Laing also questioned Alibaba’s numbers. He said Alibaba claims to have 367 million users. Based on the company GMV in the last 12 months, an average user spent $1,215 on Alibaba’s websites. That’s 26% higher than the $963 annual average for the U.S. online shoppers. But the U.S. is richer and more developed, and its per capita GDP is 7.5 times that of China. So, how can Chinese consumers spend more online than their U.S. counterparts?
Alibaba said the Barron’s story overestimated the average annual spend per user in China, while keeping the U.S. numbers dramatically low. The company’s own calculations suggest that the average annual spend per user in China was $1,056 rather than Laing’s figure of $1,215. And an average American online shopper spent $1,665 last year. By Alibaba’s calculation, Chinese users spend only 37% less than Americans.

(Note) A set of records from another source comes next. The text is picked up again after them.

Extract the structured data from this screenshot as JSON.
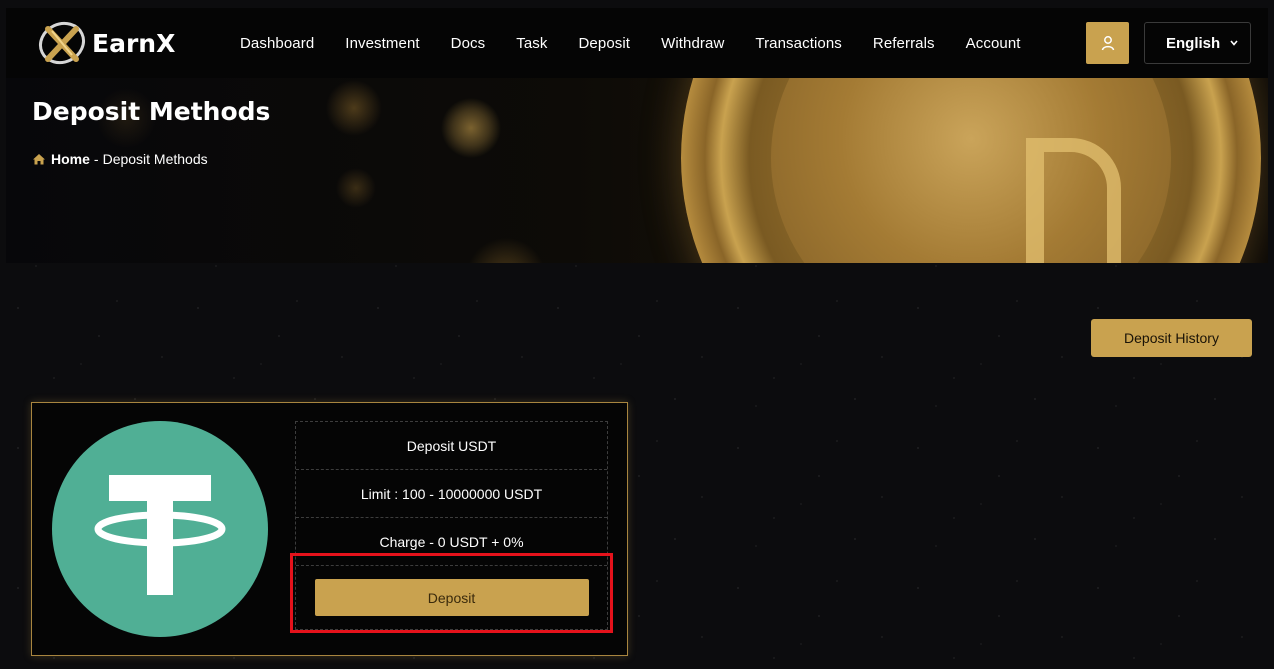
{
  "brand": {
    "name_prefix": "Earn",
    "name_suffix": "X"
  },
  "nav": {
    "items": [
      "Dashboard",
      "Investment",
      "Docs",
      "Task",
      "Deposit",
      "Withdraw",
      "Transactions",
      "Referrals",
      "Account"
    ]
  },
  "language": {
    "selected": "English"
  },
  "hero": {
    "title": "Deposit Methods",
    "breadcrumb_home": "Home",
    "breadcrumb_separator": "-",
    "breadcrumb_current": "Deposit Methods"
  },
  "actions": {
    "history_label": "Deposit History"
  },
  "method": {
    "name": "Deposit USDT",
    "limit": "Limit : 100 - 10000000 USDT",
    "charge": "Charge - 0 USDT + 0%",
    "deposit_label": "Deposit"
  },
  "colors": {
    "accent_gold": "#c9a24f",
    "tether_green": "#50af95",
    "highlight_red": "#e5121b",
    "background": "#0c0c0e"
  },
  "icons": {
    "logo": "earnx-logo-icon",
    "user": "user-icon",
    "dropdown": "chevron-down-icon",
    "home": "home-icon",
    "method": "tether-usdt-icon"
  }
}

Laing questions the actions of Alibaba founder
The Barron’s piece also questioned founder Jack Ma’s actions. Ma “quietly transferred” the ownership of mobile payment platform Alipay out of Alibaba, and into a separate private firm controlled by Ma. It deprives Alibaba of Alipay’s earnings. The Hangzhou-based company said it was done to meet licensing requirements in China, which mandates that non-banking payment processors should be domestically owned. That explanation was “somewhat flimsy” because Alipay was domestically owned before as well as after the transfer.
Alibaba shares fell 2.82% to $62.85 in pre-market trading Monday.